***** SUPPLIED RECORDS *****

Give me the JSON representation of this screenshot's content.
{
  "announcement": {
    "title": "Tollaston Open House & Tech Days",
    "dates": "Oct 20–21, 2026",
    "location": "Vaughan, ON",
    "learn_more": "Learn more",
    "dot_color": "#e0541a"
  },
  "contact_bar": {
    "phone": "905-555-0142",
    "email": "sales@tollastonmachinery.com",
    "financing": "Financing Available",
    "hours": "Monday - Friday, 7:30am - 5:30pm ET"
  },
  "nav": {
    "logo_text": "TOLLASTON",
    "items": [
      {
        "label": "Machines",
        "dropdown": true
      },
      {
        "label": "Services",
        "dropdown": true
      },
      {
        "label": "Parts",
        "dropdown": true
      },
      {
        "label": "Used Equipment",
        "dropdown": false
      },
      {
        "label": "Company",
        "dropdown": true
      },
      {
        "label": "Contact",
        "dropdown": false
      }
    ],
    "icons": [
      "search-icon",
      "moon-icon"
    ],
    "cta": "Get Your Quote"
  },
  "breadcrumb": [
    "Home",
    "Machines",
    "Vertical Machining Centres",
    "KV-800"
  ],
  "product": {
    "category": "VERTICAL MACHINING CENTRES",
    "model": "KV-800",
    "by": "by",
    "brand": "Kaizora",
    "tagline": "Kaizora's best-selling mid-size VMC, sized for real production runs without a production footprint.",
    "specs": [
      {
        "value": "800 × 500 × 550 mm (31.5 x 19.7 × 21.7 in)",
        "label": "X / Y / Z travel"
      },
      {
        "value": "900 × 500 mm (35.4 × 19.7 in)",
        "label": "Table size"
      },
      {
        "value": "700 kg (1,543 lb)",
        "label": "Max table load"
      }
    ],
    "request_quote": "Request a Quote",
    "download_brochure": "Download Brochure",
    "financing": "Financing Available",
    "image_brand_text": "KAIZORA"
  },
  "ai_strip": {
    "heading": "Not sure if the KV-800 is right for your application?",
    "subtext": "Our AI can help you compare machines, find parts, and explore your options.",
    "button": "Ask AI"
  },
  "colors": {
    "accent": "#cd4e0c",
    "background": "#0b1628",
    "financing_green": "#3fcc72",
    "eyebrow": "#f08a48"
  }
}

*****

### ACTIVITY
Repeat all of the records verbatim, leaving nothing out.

### TASK RESULT
Give me the JSON representation of this screenshot's content.
{
  "announcement": {
    "title": "Tollaston Open House & Tech Days",
    "dates": "Oct 20–21, 2026",
    "location": "Vaughan, ON",
    "learn_more": "Learn more",
    "dot_color": "#e0541a"
  },
  "contact_bar": {
    "phone": "905-555-0142",
    "email": "sales@tollastonmachinery.com",
    "financing": "Financing Available",
    "hours": "Monday - Friday, 7:30am - 5:30pm ET"
  },
  "nav": {
    "logo_text": "TOLLASTON",
    "items": [
      {
        "label": "Machines",
        "dropdown": true
      },
      {
        "label": "Services",
        "dropdown": true
      },
      {
        "label": "Parts",
        "dropdown": true
      },
      {
        "label": "Used Equipment",
        "dropdown": false
      },
      {
        "label": "Company",
        "dropdown": true
      },
      {
        "label": "Contact",
        "dropdown": false
      }
    ],
    "icons": [
      "search-icon",
      "moon-icon"
    ],
    "cta": "Get Your Quote"
  },
  "breadcrumb": [
    "Home",
    "Machines",
    "Vertical Machining Centres",
    "KV-800"
  ],
  "product": {
    "category": "VERTICAL MACHINING CENTRES",
    "model": "KV-800",
    "by": "by",
    "brand": "Kaizora",
    "tagline": "Kaizora's best-selling mid-size VMC, sized for real production runs without a production footprint.",
    "specs": [
      {
        "value": "800 × 500 × 550 mm (31.5 x 19.7 × 21.7 in)",
        "label": "X / Y / Z travel"
      },
      {
        "value": "900 × 500 mm (35.4 × 19.7 in)",
        "label": "Table size"
      },
      {
        "value": "700 kg (1,543 lb)",
        "label": "Max table load"
      }
    ],
    "request_quote": "Request a Quote",
    "download_brochure": "Download Brochure",
    "financing": "Financing Available",
    "image_brand_text": "KAIZORA"
  },
  "ai_strip": {
    "heading": "Not sure if the KV-800 is right for your application?",
    "subtext": "Our AI can help you compare machines, find parts, and explore your options.",
    "button": "Ask AI"
  },
  "colors": {
    "accent": "#cd4e0c",
    "background": "#0b1628",
    "financing_green": "#3fcc72",
    "eyebrow": "#f08a48"
  }
}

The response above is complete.